Granville Island gets new governance model

New council has more influence than the previous advisory trust

Granville Island - rk
Granville Island's Public Market building was created in 1979, when federal and provincial governments converted a 50,000-square-foot building | Rob Kruyt

Say goodbye to the Granville Island Trust. A new Granville Island Council will be responsible for making key budgeting, planning and long-term strategy decisions at the arts-centric property. Its members were announced this morning.

Six members appointed to the Granville Island Council are from Vancouver. They include:

senior marketing and communications professional Andeen Yvonne Pitt;

former Granville Island Trust chair Dale McClanaghan;

•business planner and corporate strategist Gracen Chungath;

•former city councillor Heather Deal;

sustainability and communications professional Johanna Lauyanto; and

•Arts Umbrella CEO Paul Larocque.

A seventh member of the council is Ottawa-based Domenic Caminiti, national key account manager with Canada Mortgage and Housing Corp. (CMHC), which manages the property. CMHC got to appoint two members to the council and those appointments were Caminiti and Lauyanto.

The City of Vancouver was able to appoint one member to the council and that member was Chungath.

The remaining four members of the council were selected by a nominating committee that included:

•chair Jane Shackell, from Miller Thomson LLP, and a Granville Island Trust representative;

•Gloria Loree, from Destination Canada, and a Granville Island 2040 Implementation Committee representative;

•Sadhu Johnston, manager at the City of Vancouver and a Granville Island 2040 Implementation Committee representative;

•Linda Morris, CMHC board member; and

•Lois McGrath, interim general manager of CMHC-Granville Island.

Officially, however, those four remaining council members were appointed by Jean-Yves Duclos, Minister of Families, Children and Social Development and minister responsible for CMHC.

CMHC-Granville Island’s governance transition to a council has been known for months. The news today is who is on its council.

While the Granville Island Trust’s role was as an advisory body, the new Granville Island Council has greater decision-making powers and influence over the strategic direction of Granville Island.

One of the Council’s first orders of business will be to evaluate and recommend candidates to fill the role of general manager of CMHC-Granville Island.

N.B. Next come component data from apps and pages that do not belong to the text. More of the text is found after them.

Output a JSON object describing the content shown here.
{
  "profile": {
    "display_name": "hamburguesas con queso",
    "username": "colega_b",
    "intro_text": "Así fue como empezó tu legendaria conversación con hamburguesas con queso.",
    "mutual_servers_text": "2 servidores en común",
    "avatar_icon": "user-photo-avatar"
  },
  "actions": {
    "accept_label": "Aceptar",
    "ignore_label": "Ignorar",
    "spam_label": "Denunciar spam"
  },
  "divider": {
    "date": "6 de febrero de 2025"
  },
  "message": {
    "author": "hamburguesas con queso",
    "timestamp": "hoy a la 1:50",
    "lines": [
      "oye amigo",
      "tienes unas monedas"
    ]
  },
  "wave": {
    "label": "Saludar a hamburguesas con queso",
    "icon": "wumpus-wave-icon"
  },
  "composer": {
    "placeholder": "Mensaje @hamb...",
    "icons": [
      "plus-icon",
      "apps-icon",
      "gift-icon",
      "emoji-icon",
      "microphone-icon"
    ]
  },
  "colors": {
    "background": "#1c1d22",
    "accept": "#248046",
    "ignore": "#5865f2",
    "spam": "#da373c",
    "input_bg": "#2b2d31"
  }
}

“We asked, in selecting the members, that care be taken to ensure that they represent the diversity of Vancouver society and possess expertise in areas relevant to Granville Island such as arts and culture, community and government relations, leadership, finance, and property management,” said Duclos in a release.

Lois McGrath, who has been CMHC-Granville Island’s interim general manager since 2017, called creating the council “an important milestone because it gives local residents who understand Granville Island the decision-making authority to help shape its future.”

A few years ago, Granville Island was estimated to be home to 275 businesses that employed more than 2,500 people. Large tenant Emily Carr University of Art + Design has since vacated 190,000 square feet of space, however, and while Arts Umbrella has taken 50,000 square feet of that space, there remains uncertainty about exactly what will happen to some of the rest of the university’s former space.

There is also uncertainty surrounding a novel idea floated in the report Granville Island 2040: Bridging past and Future – building an elevator between Granville Island and the Granville Bridge.

Granville Island, which is really a peninsula underneath Granville Bridge, became an entity in 1972, when a federal order-in-council assigned management of the 14-hectare site to CMHC. Former Vancouver Centre MP Ron Basford was instrumental in its transformation as an arts-centric space with theatres. He has a park named after him that is on the peninsula.

The Granville Island Public Market was created in 1979, when the federal and provincial governments partnered and converted a 50,000-square-foot building.

To read a follow-up story where business owners on Granville Island complain about the new council's composition, click here.